Work required => Extract each line from the entries below that has the string "avec" in it.

____________

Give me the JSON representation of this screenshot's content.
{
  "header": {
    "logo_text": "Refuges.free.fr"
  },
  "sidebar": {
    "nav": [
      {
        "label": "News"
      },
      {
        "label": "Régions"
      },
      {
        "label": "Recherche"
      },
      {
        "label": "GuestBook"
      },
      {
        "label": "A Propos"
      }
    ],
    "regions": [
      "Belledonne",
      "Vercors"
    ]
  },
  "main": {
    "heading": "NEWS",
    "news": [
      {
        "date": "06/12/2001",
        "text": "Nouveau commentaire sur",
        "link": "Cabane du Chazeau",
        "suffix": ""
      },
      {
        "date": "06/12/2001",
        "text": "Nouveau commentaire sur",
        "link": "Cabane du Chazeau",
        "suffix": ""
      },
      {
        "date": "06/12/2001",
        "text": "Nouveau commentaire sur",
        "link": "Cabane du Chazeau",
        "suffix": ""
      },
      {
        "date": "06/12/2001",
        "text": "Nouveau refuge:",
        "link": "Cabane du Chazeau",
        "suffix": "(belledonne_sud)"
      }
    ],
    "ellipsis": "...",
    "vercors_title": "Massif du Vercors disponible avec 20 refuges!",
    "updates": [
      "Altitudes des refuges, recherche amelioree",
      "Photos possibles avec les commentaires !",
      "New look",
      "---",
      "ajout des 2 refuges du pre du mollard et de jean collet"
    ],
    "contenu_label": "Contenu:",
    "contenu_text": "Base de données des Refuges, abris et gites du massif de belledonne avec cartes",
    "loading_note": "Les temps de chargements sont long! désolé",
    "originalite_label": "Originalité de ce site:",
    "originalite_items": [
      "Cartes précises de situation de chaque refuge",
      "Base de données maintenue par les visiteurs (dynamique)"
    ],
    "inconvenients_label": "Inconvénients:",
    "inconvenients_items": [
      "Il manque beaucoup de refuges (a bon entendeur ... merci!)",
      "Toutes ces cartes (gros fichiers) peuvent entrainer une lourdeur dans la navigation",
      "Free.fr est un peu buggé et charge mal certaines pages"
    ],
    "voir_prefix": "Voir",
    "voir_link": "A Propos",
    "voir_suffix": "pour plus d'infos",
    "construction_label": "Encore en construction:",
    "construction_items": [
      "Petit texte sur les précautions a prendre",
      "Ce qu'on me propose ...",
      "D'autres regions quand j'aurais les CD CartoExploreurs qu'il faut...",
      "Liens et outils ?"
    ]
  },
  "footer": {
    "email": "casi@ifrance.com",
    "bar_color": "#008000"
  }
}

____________

Result of the task =>
    "vercors_title": "Massif du Vercors disponible avec 20 refuges!",
      "Photos possibles avec les commentaires !",
    "contenu_text": "Base de données des Refuges, abris et gites du massif de belledonne avec cartes",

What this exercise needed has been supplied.